**WORK REQUEST**
Across the records, find how many lines include the string "price" and answer with only the figure.

**DATA PROVIDED**
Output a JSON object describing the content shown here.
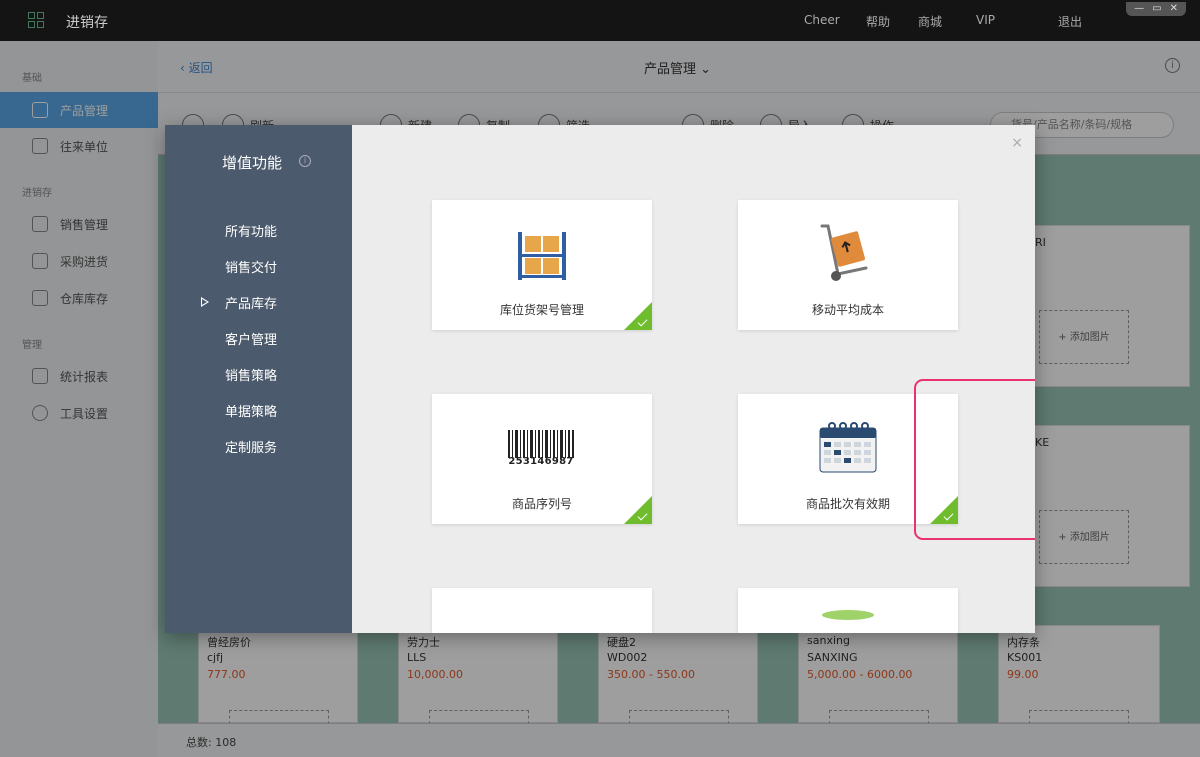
{
  "titlebar": {
    "app_title": "进销存",
    "menu": [
      "Cheer",
      "帮助",
      "商城",
      "VIP",
      "退出"
    ],
    "window_controls": [
      "—",
      "▭",
      "✕"
    ]
  },
  "sidebar": {
    "sections": [
      {
        "label": "基础",
        "items": [
          {
            "label": "产品管理",
            "icon": "tag-icon",
            "active": true
          },
          {
            "label": "往来单位",
            "icon": "contacts-icon"
          }
        ]
      },
      {
        "label": "进销存",
        "items": [
          {
            "label": "销售管理",
            "icon": "clipboard-icon"
          },
          {
            "label": "采购进货",
            "icon": "cart-icon"
          },
          {
            "label": "仓库库存",
            "icon": "warehouse-icon"
          }
        ]
      },
      {
        "label": "管理",
        "items": [
          {
            "label": "统计报表",
            "icon": "chart-icon"
          },
          {
            "label": "工具设置",
            "icon": "gear-icon"
          }
        ]
      }
    ]
  },
  "main": {
    "back_label": "返回",
    "page_title": "产品管理",
    "toolbar": {
      "refresh": "刷新",
      "new": "新建",
      "copy": "复制",
      "filter": "筛选",
      "delete": "删除",
      "import": "导入",
      "action": "操作",
      "search_placeholder": "货号/产品名称/条码/规格"
    },
    "right_partial_cards": [
      {
        "name": "RI"
      },
      {
        "name": "KE"
      }
    ],
    "add_image_label": "+ 添加图片",
    "products": [
      {
        "name": "曾经房价",
        "code": "cjfj",
        "price": "777.00"
      },
      {
        "name": "劳力士",
        "code": "LLS",
        "price": "10,000.00"
      },
      {
        "name": "硬盘2",
        "code": "WD002",
        "price": "350.00 - 550.00"
      },
      {
        "name": "sanxing",
        "code": "SANXING",
        "price": "5,000.00 - 6000.00"
      },
      {
        "name": "内存条",
        "code": "KS001",
        "price": "99.00"
      }
    ],
    "total_label": "总数:",
    "total_value": "108"
  },
  "modal": {
    "title": "增值功能",
    "info_icon": "ⓘ",
    "close_icon": "×",
    "nav": [
      "所有功能",
      "销售交付",
      "产品库存",
      "客户管理",
      "销售策略",
      "单据策略",
      "定制服务"
    ],
    "active_nav_index": 2,
    "features": [
      {
        "label": "库位货架号管理",
        "icon": "shelf-icon",
        "enabled": true
      },
      {
        "label": "移动平均成本",
        "icon": "hand-truck-icon",
        "enabled": false
      },
      {
        "label": "商品序列号",
        "icon": "barcode-icon",
        "barcode_text": "253146987",
        "enabled": true
      },
      {
        "label": "商品批次有效期",
        "icon": "calendar-icon",
        "enabled": true,
        "highlighted": true
      }
    ]
  },
  "colors": {
    "titlebar": "#141414",
    "modal_nav": "#4b5a6c",
    "check_green": "#6fbd2c",
    "highlight_pink": "#e8336f",
    "accent_blue": "#5ba7e6"
  }
}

**RESULT**
5